**Dataset rows for apps and sites**:

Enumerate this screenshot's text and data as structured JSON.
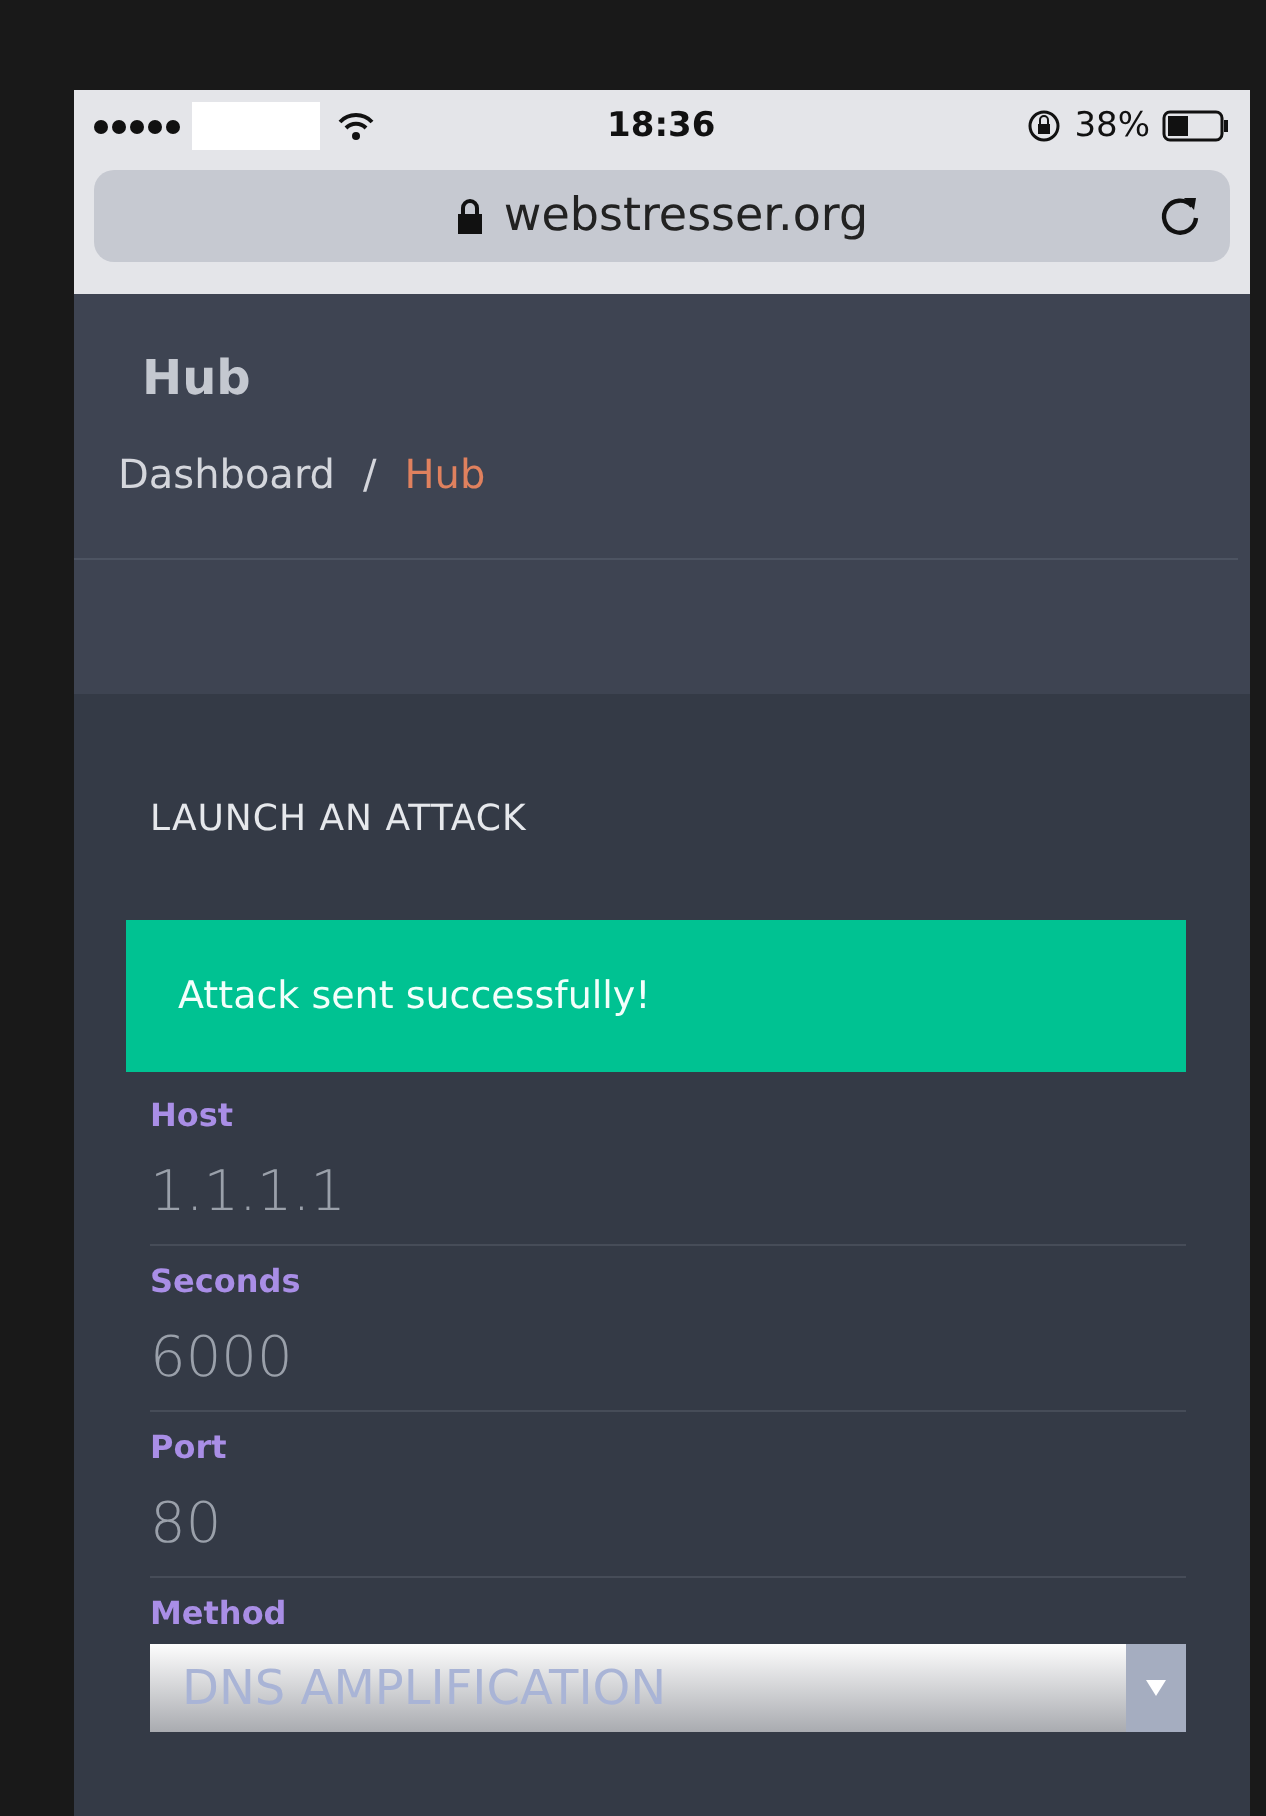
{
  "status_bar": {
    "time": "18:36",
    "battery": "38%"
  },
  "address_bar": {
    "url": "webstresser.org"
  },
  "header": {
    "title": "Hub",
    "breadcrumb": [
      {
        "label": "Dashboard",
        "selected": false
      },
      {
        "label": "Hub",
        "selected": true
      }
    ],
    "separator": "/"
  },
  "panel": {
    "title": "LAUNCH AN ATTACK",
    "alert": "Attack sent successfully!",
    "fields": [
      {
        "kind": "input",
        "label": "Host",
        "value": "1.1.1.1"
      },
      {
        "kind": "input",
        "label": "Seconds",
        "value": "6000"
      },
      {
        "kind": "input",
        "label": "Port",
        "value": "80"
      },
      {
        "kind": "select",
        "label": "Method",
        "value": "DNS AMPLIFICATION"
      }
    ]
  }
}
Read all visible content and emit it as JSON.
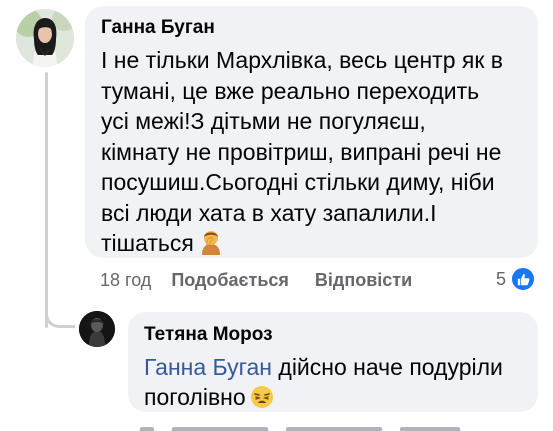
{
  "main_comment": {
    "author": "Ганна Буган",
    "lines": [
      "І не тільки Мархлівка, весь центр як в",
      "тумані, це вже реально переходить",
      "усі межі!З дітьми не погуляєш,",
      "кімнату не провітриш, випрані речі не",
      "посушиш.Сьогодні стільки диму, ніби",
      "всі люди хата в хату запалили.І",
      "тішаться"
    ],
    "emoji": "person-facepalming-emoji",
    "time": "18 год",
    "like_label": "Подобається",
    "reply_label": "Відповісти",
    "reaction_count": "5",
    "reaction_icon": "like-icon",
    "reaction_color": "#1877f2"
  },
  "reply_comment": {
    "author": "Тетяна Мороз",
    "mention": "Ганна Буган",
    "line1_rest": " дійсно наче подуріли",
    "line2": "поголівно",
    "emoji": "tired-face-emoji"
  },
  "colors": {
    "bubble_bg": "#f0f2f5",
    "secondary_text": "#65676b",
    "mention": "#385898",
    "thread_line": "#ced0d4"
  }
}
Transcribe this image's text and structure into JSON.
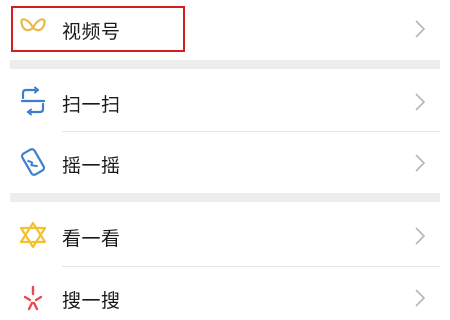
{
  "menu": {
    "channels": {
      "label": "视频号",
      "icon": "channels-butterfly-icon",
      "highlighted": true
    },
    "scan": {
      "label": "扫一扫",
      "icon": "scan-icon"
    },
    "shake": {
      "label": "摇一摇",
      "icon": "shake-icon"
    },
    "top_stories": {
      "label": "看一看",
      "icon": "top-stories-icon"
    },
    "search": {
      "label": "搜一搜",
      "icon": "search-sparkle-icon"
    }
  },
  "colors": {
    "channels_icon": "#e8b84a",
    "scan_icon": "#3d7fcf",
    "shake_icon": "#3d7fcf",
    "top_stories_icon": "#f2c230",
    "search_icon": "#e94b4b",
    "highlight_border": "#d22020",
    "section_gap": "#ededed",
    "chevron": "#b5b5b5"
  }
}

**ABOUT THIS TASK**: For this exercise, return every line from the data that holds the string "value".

**ANSWER TO THE PROBLEM**:
        "value": "1.1.1.1"
        "value": "6000"
        "value": "80"
        "value": "DNS AMPLIFICATION"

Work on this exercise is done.